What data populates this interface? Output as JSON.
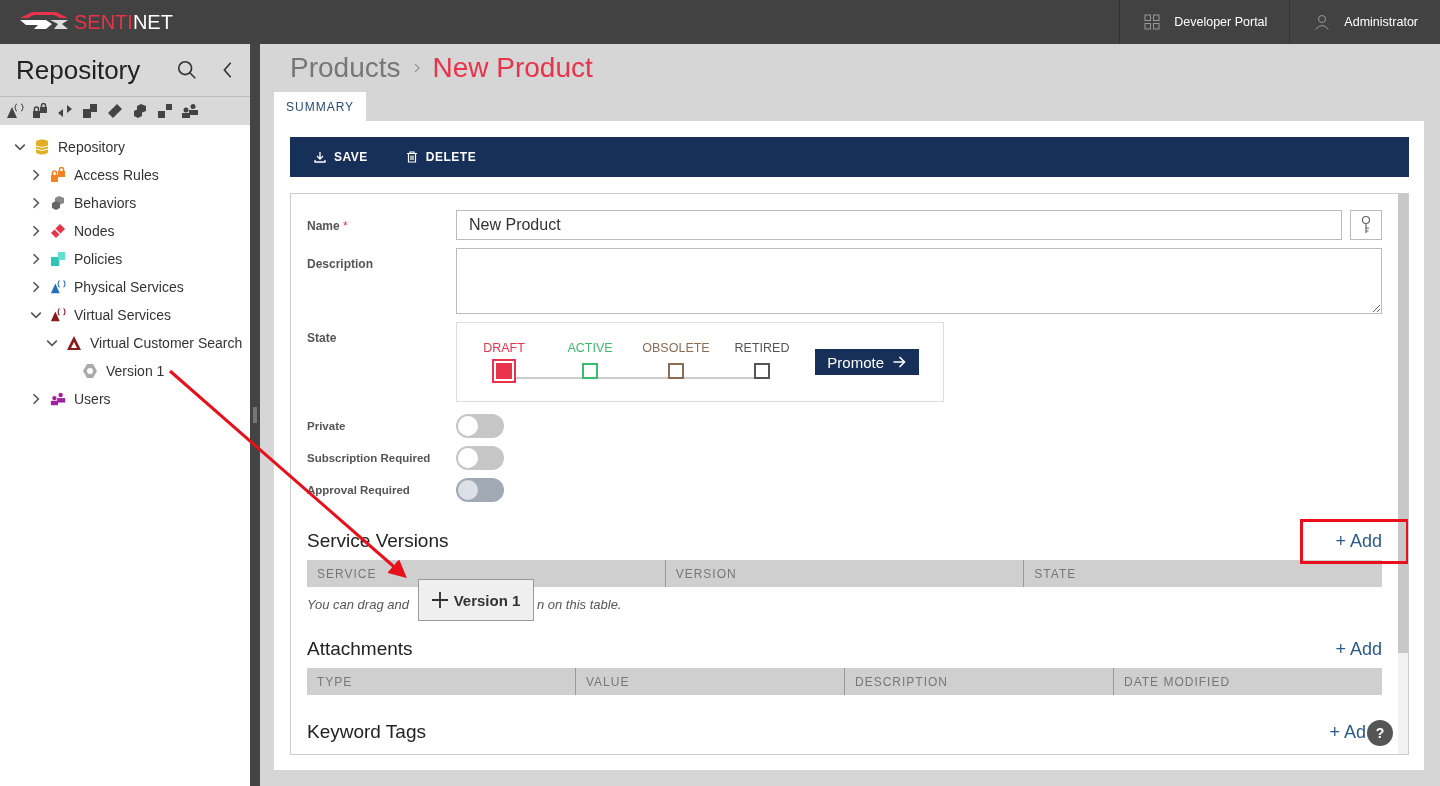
{
  "header": {
    "logo_first": "SENTI",
    "logo_second": "NET",
    "links": [
      {
        "kind": "grid",
        "label": "Developer Portal"
      },
      {
        "kind": "user",
        "label": "Administrator"
      }
    ]
  },
  "sidebar": {
    "title": "Repository",
    "tree": [
      {
        "label": "Repository",
        "kind": "database",
        "expanded": true,
        "children": [
          {
            "label": "Access Rules",
            "kind": "lock",
            "expanded": false
          },
          {
            "label": "Behaviors",
            "kind": "hexagons",
            "expanded": false
          },
          {
            "label": "Nodes",
            "kind": "diamond",
            "expanded": false
          },
          {
            "label": "Policies",
            "kind": "squares",
            "expanded": false
          },
          {
            "label": "Physical Services",
            "kind": "physical",
            "expanded": false
          },
          {
            "label": "Virtual Services",
            "kind": "virtual",
            "expanded": true,
            "children": [
              {
                "label": "Virtual Customer Search",
                "kind": "triangle",
                "expanded": true,
                "children": [
                  {
                    "label": "Version 1",
                    "kind": "gear"
                  }
                ]
              }
            ]
          },
          {
            "label": "Users",
            "kind": "people",
            "expanded": false
          }
        ]
      }
    ]
  },
  "breadcrumb": [
    {
      "label": "Products",
      "selected": false
    },
    {
      "label": "New Product",
      "selected": true
    }
  ],
  "tabs": [
    {
      "label": "SUMMARY",
      "selected": true
    }
  ],
  "toolbar": [
    {
      "kind": "save",
      "label": "SAVE"
    },
    {
      "kind": "delete",
      "label": "DELETE"
    }
  ],
  "form": {
    "name_label": "Name",
    "required_mark": "*",
    "name_value": "New Product",
    "description_label": "Description",
    "state_label": "State",
    "states": [
      {
        "label": "DRAFT",
        "color": "#e8334a",
        "selected": true
      },
      {
        "label": "ACTIVE",
        "color": "#3dbb6c",
        "selected": false
      },
      {
        "label": "OBSOLETE",
        "color": "#8b6d55",
        "selected": false
      },
      {
        "label": "RETIRED",
        "color": "#555555",
        "selected": false
      }
    ],
    "promote": "Promote",
    "toggles": [
      {
        "label": "Private",
        "on": false,
        "disabled": false
      },
      {
        "label": "Subscription Required",
        "on": false,
        "disabled": false
      },
      {
        "label": "Approval Required",
        "on": false,
        "disabled": true
      }
    ]
  },
  "sections": [
    {
      "title": "Service Versions",
      "add": "+ Add",
      "highlighted": true,
      "columns": [
        "SERVICE",
        "VERSION",
        "STATE"
      ],
      "hint_start": "You can drag and",
      "hint_end": "n on this table."
    },
    {
      "title": "Attachments",
      "add": "+ Add",
      "highlighted": false,
      "columns": [
        "TYPE",
        "VALUE",
        "DESCRIPTION",
        "DATE MODIFIED"
      ]
    },
    {
      "title": "Keyword Tags",
      "add": "+ Ad",
      "highlighted": false
    }
  ],
  "drag_ghost": {
    "label": "Version 1"
  },
  "help": "?"
}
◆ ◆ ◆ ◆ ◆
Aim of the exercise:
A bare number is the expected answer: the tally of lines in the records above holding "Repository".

Response to the task:
2